The global super-rich have used financial service firms to
exploit overseas tax laws to hide $21trn offshore, according to a
new study.

The figure, based on 2010 data, is equivalent
to the size of the U.S. and Japanese economies combined, the report

The analysis discovered that the world’s top
50 private banks collectively managed more than $12.1trn in
cross-border invested assets for private clients, including their
trusts and foundations

This is up from $5.4trn in 2005, representing
an average annual growth rate of more than 16%.


Figure almost triple BCG

How well do you really know your competitors?

Access the most comprehensive Company Profiles on the market, powered by GlobalData. Save hours of research. Gain competitive edge.

Company Profile – free sample

Thank you!

Your download email will arrive shortly

Not ready to buy yet? Download a free sample

We are confident about the unique quality of our Company Profiles. However, we want you to make the most beneficial decision for your business, so we offer a free sample that you can download by submitting the below form

By GlobalData
Visit our Privacy Policy for more information about our services, how we may use, process and share your personal data, including information of your rights in respect of your personal data and how you can unsubscribe from future marketing communications. Our services are intended for corporate subscribers and you warrant that the email address submitted is your corporate email address.

The research, commissioned by the Tax Justice
Network (TJN), was carried out by former McKinsey & Co Chief
Economist, James Henry.

The TJN estimates are significantly higher
than other reports on offshore wealth.
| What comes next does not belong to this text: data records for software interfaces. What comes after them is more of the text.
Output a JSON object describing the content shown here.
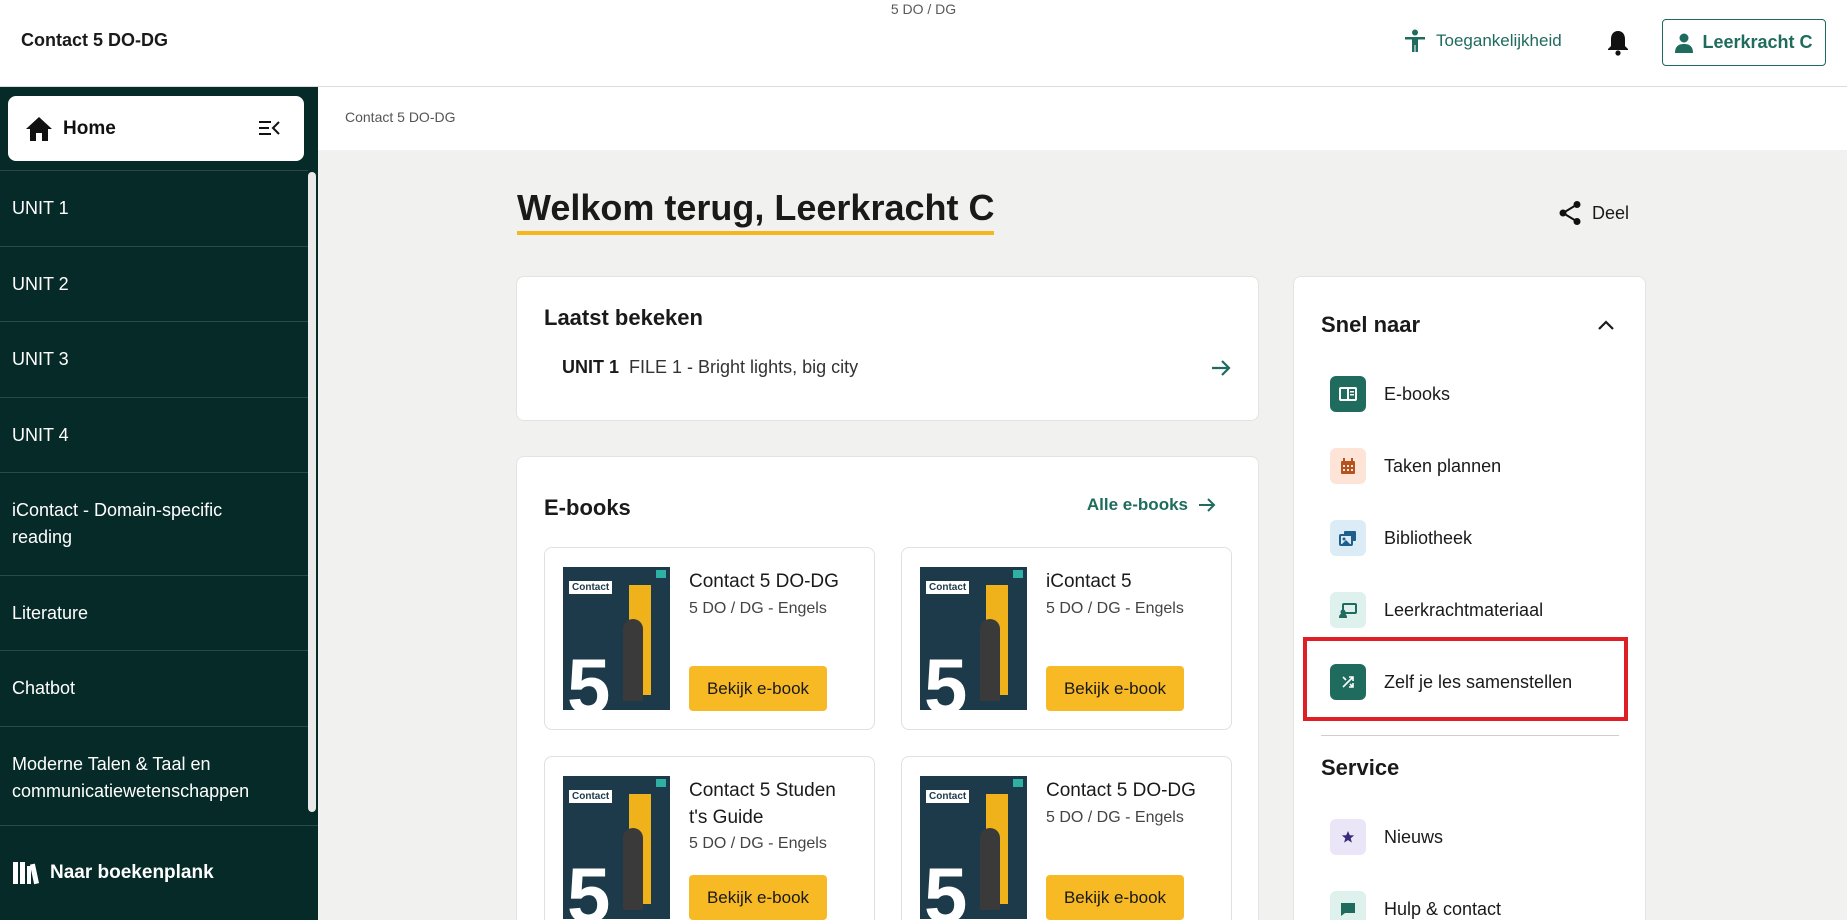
{
  "header": {
    "app_title": "Contact 5 DO-DG",
    "subtitle": "5 DO / DG",
    "accessibility_label": "Toegankelijkheid",
    "user_label": "Leerkracht C"
  },
  "sidebar": {
    "home_label": "Home",
    "items": [
      {
        "label": "UNIT 1"
      },
      {
        "label": "UNIT 2"
      },
      {
        "label": "UNIT 3"
      },
      {
        "label": "UNIT 4"
      },
      {
        "label": "iContact - Domain-specific reading"
      },
      {
        "label": "Literature"
      },
      {
        "label": "Chatbot"
      },
      {
        "label": "Moderne Talen & Taal en communicatiewetenschappen"
      }
    ],
    "shelf_label": "Naar boekenplank"
  },
  "breadcrumb": "Contact 5 DO-DG",
  "main": {
    "welcome": "Welkom terug, Leerkracht C",
    "share_label": "Deel",
    "recent": {
      "title": "Laatst bekeken",
      "unit": "UNIT 1",
      "item": "FILE 1 - Bright lights, big city"
    },
    "ebooks": {
      "title": "E-books",
      "all_label": "Alle e-books",
      "books": [
        {
          "title": "Contact 5 DO-DG",
          "subtitle": "5 DO / DG - Engels",
          "button": "Bekijk e-book",
          "cover_title": "Contact",
          "cover_number": "5"
        },
        {
          "title": "iContact 5",
          "subtitle": "5 DO / DG - Engels",
          "button": "Bekijk e-book",
          "cover_title": "Contact",
          "cover_number": "5"
        },
        {
          "title": "Contact 5 Student's Guide",
          "subtitle": "5 DO / DG - Engels",
          "button": "Bekijk e-book",
          "cover_title": "Contact",
          "cover_number": "5"
        },
        {
          "title": "Contact 5 DO-DG",
          "subtitle": "5 DO / DG - Engels",
          "button": "Bekijk e-book",
          "cover_title": "Contact",
          "cover_number": "5"
        }
      ]
    }
  },
  "quick_links": {
    "title": "Snel naar",
    "items": [
      {
        "label": "E-books",
        "icon": "book-icon",
        "bg": "#1f6b5e",
        "fg": "#ffffff"
      },
      {
        "label": "Taken plannen",
        "icon": "calendar-icon",
        "bg": "#fde4d6",
        "fg": "#b4531f"
      },
      {
        "label": "Bibliotheek",
        "icon": "library-icon",
        "bg": "#dcecf6",
        "fg": "#1f5f8b"
      },
      {
        "label": "Leerkrachtmateriaal",
        "icon": "teacher-board-icon",
        "bg": "#dff1ec",
        "fg": "#1f6b5e"
      },
      {
        "label": "Zelf je les samenstellen",
        "icon": "shuffle-icon",
        "bg": "#1f6b5e",
        "fg": "#ffffff"
      }
    ],
    "service_title": "Service",
    "service_items": [
      {
        "label": "Nieuws",
        "icon": "star-icon",
        "bg": "#ebe6f7",
        "fg": "#3a2a7a"
      },
      {
        "label": "Hulp & contact",
        "icon": "chat-icon",
        "bg": "#dff1ec",
        "fg": "#1f6b5e"
      }
    ]
  },
  "colors": {
    "brand": "#1f6b5e",
    "sidebar": "#062a27",
    "accent": "#f5b71b",
    "highlight": "#e01e26"
  }
}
Boston consulting Group
estimated that in 2011 it totalled $7.8trn, up 2.7% from 2010.

The three private banks that are handling the
most assets offshore on behalf of the super-rich are UBS, Credit
Suisse, and Goldman Sachs.
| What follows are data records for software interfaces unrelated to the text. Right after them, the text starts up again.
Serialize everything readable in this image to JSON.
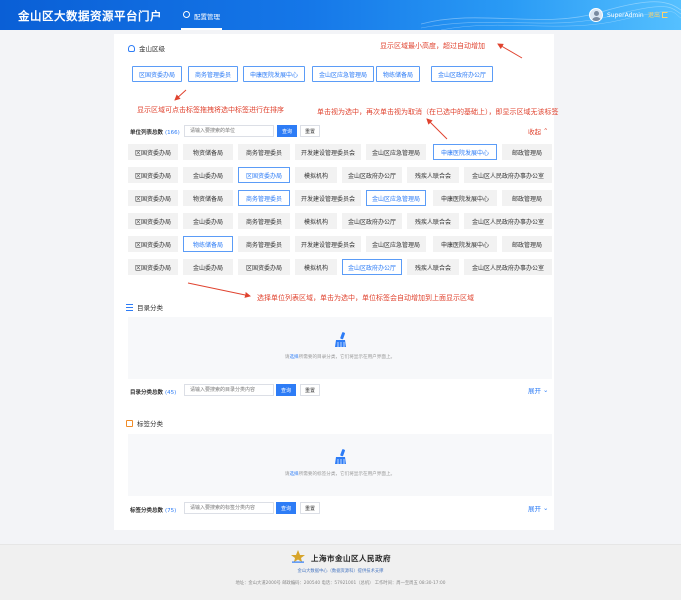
{
  "header": {
    "title": "金山区大数据资源平台门户",
    "nav_tab": "配置管理",
    "username": "SuperAdmin",
    "logout": "退出"
  },
  "section_jurisdiction": {
    "title": "金山区级"
  },
  "selected_tags": [
    "区国资委办局",
    "商务管理委员",
    "申康医院发展中心",
    "金山区应急管理局",
    "物练储备局",
    "金山区政府办公厅"
  ],
  "unit_filter": {
    "label": "单位列表总数",
    "count": "(166)",
    "placeholder": "请输入要搜索的单位",
    "query": "查询",
    "reset": "重置",
    "toggle": "收起"
  },
  "unit_rows": [
    [
      "区国资委办局",
      "物资储备局",
      "商务管理委员",
      "开发建设管理委员会",
      "金山区应急管理局",
      "申康医院发展中心",
      "邮政管理局"
    ],
    [
      "区国资委办局",
      "金山委办局",
      "区国资委办局",
      "模拟机构",
      "金山区政府办公厅",
      "残疾人联合会",
      "金山区人民政府办事办公室"
    ],
    [
      "区国资委办局",
      "物资储备局",
      "商务管理委员",
      "开发建设管理委员会",
      "金山区应急管理局",
      "申康医院发展中心",
      "邮政管理局"
    ],
    [
      "区国资委办局",
      "金山委办局",
      "商务管理委员",
      "模拟机构",
      "金山区政府办公厅",
      "残疾人联合会",
      "金山区人民政府办事办公室"
    ],
    [
      "区国资委办局",
      "物练储备局",
      "商务管理委员",
      "开发建设管理委员会",
      "金山区应急管理局",
      "申康医院发展中心",
      "邮政管理局"
    ],
    [
      "区国资委办局",
      "金山委办局",
      "区国资委办局",
      "模拟机构",
      "金山区政府办公厅",
      "残疾人联合会",
      "金山区人民政府办事办公室"
    ]
  ],
  "section_catalog": {
    "title": "目录分类",
    "empty_pre": "请",
    "empty_link": "选择",
    "empty_post": "所需要的目录分类，它们将显示在用户界面上。",
    "filter_label": "目录分类总数",
    "count": "(45)",
    "placeholder": "请输入要搜索的目录分类内容",
    "query": "查询",
    "reset": "重置",
    "toggle": "展开"
  },
  "section_tags": {
    "title": "标签分类",
    "empty_pre": "请",
    "empty_link": "选择",
    "empty_post": "所需要的标签分类，它们将显示在用户界面上。",
    "filter_label": "标签分类总数",
    "count": "(75)",
    "placeholder": "请输入要搜索的标签分类内容",
    "query": "查询",
    "reset": "重置",
    "toggle": "展开"
  },
  "annotations": {
    "a1": "显示区域最小高度，超过自动增加",
    "a2": "显示区域可点击标签拖拽将选中标签进行在排序",
    "a3": "单击视为选中，再次单击视为取消（在已选中的基础上），即显示区域无该标签",
    "a4": "选择单位列表区域，单击为选中，单位标签会自动增加到上面显示区域"
  },
  "footer": {
    "title": "上海市金山区人民政府",
    "sub": "金山大数据中心（数据资源科）提供技术支撑",
    "info": "地址：金山大道2000号    邮政编码：200540    电话：57921001（总机）    工作时间：周一至周五 08:30-17:00"
  },
  "colors": {
    "primary": "#2d7cf6",
    "annotation": "#e0432f",
    "header_start": "#0a5fd6",
    "header_end": "#55c0ff"
  }
}
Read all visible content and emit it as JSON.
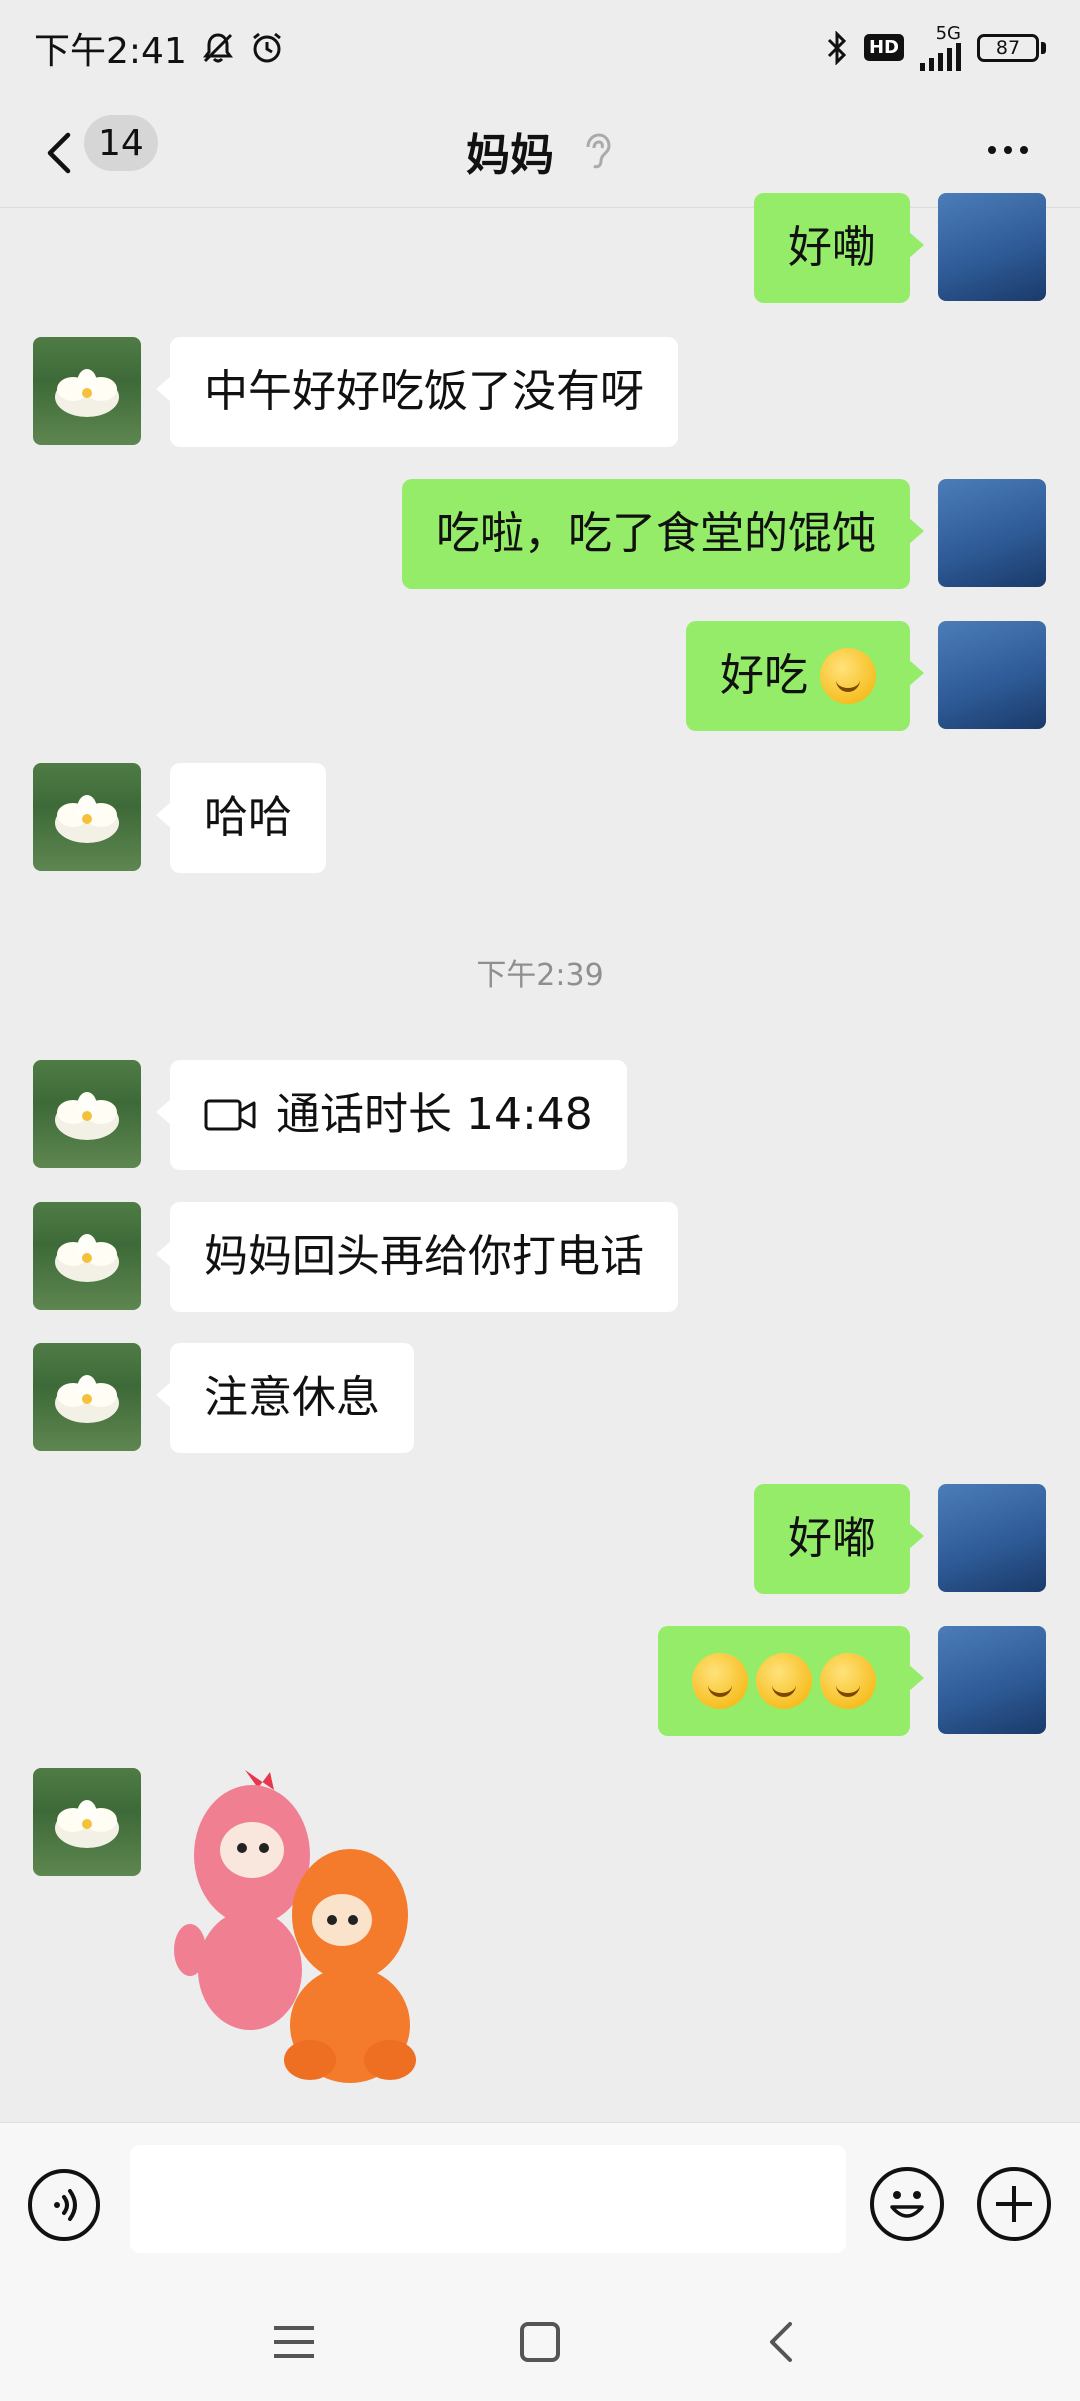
{
  "status_bar": {
    "time": "下午2:41",
    "network": "5G",
    "hd": "HD",
    "battery": "87",
    "icons": [
      "mute-icon",
      "alarm-icon",
      "bluetooth-icon",
      "hd-icon",
      "signal-icon",
      "battery-icon"
    ]
  },
  "header": {
    "back_count": "14",
    "title": "妈妈",
    "title_icon": "ear-icon",
    "more_icon": "more-icon"
  },
  "messages": [
    {
      "side": "right",
      "text": "好嘞"
    },
    {
      "side": "left",
      "text": "中午好好吃饭了没有呀"
    },
    {
      "side": "right",
      "text": "吃啦，吃了食堂的馄饨"
    },
    {
      "side": "right",
      "text": "好吃",
      "emoji": "yum-emoji"
    },
    {
      "side": "left",
      "text": "哈哈"
    },
    {
      "type": "timestamp",
      "text": "下午2:39"
    },
    {
      "side": "left",
      "text": "通话时长 14:48",
      "icon": "video-call-icon"
    },
    {
      "side": "left",
      "text": "妈妈回头再给你打电话"
    },
    {
      "side": "left",
      "text": "注意休息"
    },
    {
      "side": "right",
      "text": "好嘟"
    },
    {
      "side": "right",
      "emoji": "kissing-emoji"
    },
    {
      "side": "left",
      "sticker": "monkeys-hug-sticker"
    }
  ],
  "input_bar": {
    "voice_icon": "voice-icon",
    "emoji_icon": "emoji-icon",
    "plus_icon": "plus-icon"
  },
  "nav_bar": {
    "icons": [
      "menu-icon",
      "home-icon",
      "back-icon"
    ]
  },
  "colors": {
    "background": "#EDEDED",
    "sent_bubble": "#95EC69",
    "received_bubble": "#FFFFFF"
  }
}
The top ten banks alone accounted for more
than half of the top fifty’s asset total, the report suggested.


Official sources
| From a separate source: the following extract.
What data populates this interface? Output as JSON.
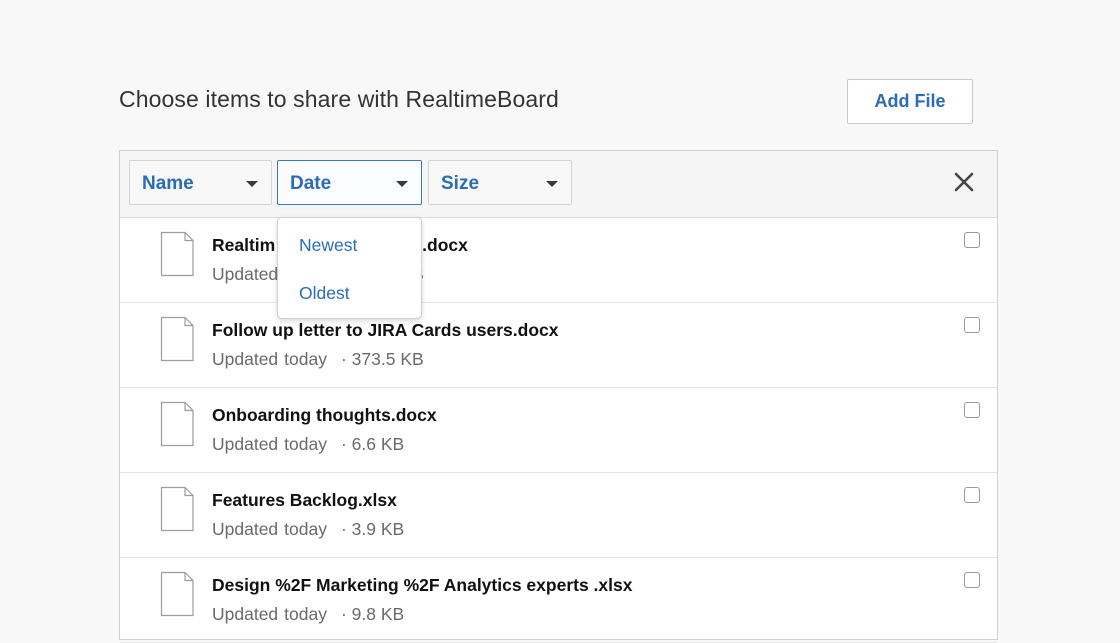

James Henry, TJN senior adviser and main
researcher, said: “It turns out that this offshore sector – which
specialises in tax dodging – is basically designed, not by shady no
name banks in sultry islands, but by the world’s largest banks, law
firms and accounting firms.”

The data was drawn from the World Bank, the
IMF, the United Nations, central banks, the Bank of International
Settlements, and national treasuries.